ur tweet spread bAD info about anxiety bc it can stop people from getting help when it’s needed thinking they can just walk it off and chill :/ it was also a lil insulting to those who deal with it. those “clowning” r the ones providing good info. Just say my bad n move on 😭— taylor nicole dean (@taylorndean) February 18, 2020
Sky Williams responded by telling Paul his tweet was dangerous to his young audience. “Anxiety is bad enough as it is, but now you’re trying to make it seem like its our fault that we feel anxious. it’s just so invalidating and shortsighted. You should delete it.”
nobody is ‘clowning’ on your tweet— ♡♪!? (@SkyWilliams) February 18, 2020
your tweet is dangerous to your young impressionable audience. anxiety is bad enough as it is, but now you’re trying to make it seem like its our fault that we feel anxious.
it’s just so invalidating and shortsighted.
You should delete it.
Paul eventually deleted his initial post as well as his follow up tweet, but left up think link he shared about coping with anxiety.
Some Defend Paul
Despite the widespread backlash against Paul, many felt that his tweet was well-intentioned and could be helpful advice for some.
Honestly it wasn’t amazingly said but if you have a brain you could clearly see that he wasn’t saying it with bad intentions at all. I mean after all at least he is trying to help people. Everyone just needs something to hate on.— Zak (@ZakHoule) February 18, 2020
i think it should be noted that he is not saying this is a cure for anxiety. what he is doing is sharing a couple of things that help him cope with some of his own anxieties. this doesnt mean it will work for everyone nor is he arguing that.— andrea. (@Drey_Faris23) February 18, 2020
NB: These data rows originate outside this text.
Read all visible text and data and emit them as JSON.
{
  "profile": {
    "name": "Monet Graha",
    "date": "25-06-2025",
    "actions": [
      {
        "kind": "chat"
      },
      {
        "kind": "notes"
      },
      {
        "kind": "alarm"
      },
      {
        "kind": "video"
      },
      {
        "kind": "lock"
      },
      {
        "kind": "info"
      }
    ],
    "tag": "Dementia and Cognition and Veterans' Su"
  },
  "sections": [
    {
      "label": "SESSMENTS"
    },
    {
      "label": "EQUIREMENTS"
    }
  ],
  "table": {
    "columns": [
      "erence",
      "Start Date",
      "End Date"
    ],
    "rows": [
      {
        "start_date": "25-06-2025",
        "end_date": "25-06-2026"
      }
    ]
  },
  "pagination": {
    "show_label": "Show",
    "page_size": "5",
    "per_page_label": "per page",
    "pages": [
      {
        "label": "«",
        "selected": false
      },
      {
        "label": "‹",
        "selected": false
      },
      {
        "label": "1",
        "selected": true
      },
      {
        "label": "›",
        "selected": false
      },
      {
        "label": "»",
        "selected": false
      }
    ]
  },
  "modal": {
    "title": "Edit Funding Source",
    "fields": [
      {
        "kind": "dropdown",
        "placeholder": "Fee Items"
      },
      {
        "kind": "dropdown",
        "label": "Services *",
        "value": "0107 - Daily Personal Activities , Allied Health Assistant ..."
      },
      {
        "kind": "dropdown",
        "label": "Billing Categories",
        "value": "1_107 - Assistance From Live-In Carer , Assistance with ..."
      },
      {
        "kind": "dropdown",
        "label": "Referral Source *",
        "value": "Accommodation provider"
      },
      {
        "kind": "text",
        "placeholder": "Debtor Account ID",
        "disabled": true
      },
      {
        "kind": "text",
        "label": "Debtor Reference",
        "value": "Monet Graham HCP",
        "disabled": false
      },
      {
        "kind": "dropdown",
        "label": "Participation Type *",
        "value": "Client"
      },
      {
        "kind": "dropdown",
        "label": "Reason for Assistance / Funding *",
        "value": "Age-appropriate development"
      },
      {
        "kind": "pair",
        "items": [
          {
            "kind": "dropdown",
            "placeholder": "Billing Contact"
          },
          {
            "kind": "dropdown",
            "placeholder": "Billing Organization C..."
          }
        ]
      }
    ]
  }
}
Others argued that he shouldn’t be attacked for trying to share advice that has helped him. Instead, those who took issue with his phrasing or message should use this as an opportunity to educate.